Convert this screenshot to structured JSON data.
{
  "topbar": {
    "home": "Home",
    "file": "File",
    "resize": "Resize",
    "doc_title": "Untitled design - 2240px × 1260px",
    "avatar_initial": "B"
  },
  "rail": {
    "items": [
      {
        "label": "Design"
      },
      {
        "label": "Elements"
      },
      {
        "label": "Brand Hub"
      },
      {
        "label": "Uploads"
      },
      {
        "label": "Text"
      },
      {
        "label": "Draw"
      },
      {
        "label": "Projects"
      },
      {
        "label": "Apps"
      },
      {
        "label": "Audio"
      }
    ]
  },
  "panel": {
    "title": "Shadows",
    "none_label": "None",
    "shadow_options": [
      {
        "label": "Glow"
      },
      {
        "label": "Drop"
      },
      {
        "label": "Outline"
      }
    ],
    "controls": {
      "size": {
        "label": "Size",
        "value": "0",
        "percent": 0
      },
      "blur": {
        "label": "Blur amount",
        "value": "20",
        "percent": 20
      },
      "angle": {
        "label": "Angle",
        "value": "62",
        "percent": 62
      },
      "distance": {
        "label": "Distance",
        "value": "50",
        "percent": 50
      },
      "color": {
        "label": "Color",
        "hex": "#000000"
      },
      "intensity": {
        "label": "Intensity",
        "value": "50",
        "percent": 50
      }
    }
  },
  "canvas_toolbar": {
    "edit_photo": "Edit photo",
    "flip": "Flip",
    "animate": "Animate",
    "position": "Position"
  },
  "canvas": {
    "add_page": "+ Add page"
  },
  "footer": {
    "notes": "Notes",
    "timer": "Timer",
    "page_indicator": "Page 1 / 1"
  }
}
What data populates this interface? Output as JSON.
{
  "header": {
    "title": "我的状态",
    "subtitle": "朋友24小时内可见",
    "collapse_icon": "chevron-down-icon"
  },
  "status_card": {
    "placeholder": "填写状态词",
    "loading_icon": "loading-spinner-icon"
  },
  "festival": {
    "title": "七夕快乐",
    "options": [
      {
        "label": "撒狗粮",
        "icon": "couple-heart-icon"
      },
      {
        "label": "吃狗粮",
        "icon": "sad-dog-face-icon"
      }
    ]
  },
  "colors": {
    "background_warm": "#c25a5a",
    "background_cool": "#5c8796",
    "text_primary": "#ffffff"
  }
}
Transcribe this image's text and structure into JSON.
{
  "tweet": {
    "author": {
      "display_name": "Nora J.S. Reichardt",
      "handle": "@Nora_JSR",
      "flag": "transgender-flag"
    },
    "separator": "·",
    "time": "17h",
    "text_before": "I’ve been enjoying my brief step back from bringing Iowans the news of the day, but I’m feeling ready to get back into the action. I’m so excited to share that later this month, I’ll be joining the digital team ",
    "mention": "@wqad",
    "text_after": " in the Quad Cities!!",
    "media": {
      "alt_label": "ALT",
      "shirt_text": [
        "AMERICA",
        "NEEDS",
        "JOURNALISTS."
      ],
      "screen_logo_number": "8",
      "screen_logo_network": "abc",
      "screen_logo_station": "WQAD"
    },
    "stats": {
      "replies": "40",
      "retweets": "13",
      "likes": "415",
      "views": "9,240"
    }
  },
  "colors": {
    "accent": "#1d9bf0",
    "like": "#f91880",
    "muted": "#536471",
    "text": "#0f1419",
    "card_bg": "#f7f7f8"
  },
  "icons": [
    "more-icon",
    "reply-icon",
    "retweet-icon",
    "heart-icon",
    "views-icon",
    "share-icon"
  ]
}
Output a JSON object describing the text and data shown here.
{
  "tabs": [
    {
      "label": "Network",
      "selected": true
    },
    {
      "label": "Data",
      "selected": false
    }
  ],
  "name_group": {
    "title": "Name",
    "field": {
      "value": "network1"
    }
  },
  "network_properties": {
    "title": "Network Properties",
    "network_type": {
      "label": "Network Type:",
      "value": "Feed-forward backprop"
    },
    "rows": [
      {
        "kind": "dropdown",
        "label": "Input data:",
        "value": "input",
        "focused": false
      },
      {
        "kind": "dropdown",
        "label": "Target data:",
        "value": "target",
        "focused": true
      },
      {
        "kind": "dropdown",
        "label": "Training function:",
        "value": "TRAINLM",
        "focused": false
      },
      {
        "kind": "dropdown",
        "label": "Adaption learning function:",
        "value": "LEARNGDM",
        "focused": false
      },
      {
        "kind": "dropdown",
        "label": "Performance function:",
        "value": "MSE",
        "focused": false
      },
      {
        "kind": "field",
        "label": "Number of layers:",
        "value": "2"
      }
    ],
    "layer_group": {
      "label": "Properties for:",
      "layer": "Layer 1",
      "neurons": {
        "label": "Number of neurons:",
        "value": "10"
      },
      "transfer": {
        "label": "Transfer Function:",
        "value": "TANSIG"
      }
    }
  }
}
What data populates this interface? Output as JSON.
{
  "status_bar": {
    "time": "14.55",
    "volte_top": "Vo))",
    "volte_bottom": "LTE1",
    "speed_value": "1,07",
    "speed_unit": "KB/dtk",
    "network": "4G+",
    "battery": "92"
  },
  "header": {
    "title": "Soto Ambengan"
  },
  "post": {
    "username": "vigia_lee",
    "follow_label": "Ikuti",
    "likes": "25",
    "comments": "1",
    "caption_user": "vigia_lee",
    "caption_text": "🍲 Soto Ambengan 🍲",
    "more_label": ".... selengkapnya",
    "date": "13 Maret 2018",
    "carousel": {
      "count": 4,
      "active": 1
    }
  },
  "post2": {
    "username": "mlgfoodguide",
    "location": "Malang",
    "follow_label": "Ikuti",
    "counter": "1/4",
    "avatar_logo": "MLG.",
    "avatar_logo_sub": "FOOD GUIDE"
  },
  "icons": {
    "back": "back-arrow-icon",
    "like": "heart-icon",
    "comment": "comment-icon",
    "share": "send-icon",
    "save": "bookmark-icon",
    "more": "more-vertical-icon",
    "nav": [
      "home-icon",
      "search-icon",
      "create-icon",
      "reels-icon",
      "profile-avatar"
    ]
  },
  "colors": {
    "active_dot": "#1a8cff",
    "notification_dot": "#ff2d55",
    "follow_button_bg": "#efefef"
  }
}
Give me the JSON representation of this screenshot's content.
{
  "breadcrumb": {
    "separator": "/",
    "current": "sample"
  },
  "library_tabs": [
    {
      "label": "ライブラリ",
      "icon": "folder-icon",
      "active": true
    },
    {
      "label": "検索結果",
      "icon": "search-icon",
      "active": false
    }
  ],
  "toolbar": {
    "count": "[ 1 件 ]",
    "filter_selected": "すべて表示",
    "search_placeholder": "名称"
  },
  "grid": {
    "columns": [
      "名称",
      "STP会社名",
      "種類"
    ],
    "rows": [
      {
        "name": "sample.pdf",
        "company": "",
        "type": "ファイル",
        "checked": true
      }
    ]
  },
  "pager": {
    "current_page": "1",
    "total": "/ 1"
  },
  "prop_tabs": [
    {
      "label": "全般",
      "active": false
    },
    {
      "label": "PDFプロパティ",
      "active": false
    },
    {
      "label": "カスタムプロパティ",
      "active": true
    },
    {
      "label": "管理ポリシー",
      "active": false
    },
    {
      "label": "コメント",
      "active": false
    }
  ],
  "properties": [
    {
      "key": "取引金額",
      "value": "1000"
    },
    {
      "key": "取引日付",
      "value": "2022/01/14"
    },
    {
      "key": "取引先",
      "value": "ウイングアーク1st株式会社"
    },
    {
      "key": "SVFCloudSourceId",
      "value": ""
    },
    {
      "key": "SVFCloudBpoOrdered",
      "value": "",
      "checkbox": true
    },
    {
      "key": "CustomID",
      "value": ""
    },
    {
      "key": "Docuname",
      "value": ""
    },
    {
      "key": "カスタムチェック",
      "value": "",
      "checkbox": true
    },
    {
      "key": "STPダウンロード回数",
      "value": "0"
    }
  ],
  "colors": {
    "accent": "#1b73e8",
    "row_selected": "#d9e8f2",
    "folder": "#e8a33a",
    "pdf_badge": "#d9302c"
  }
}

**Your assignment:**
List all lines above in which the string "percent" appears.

**Exercise solution:**
        "percent": 0
        "percent": 20
        "percent": 62
        "percent": 50
        "percent": 50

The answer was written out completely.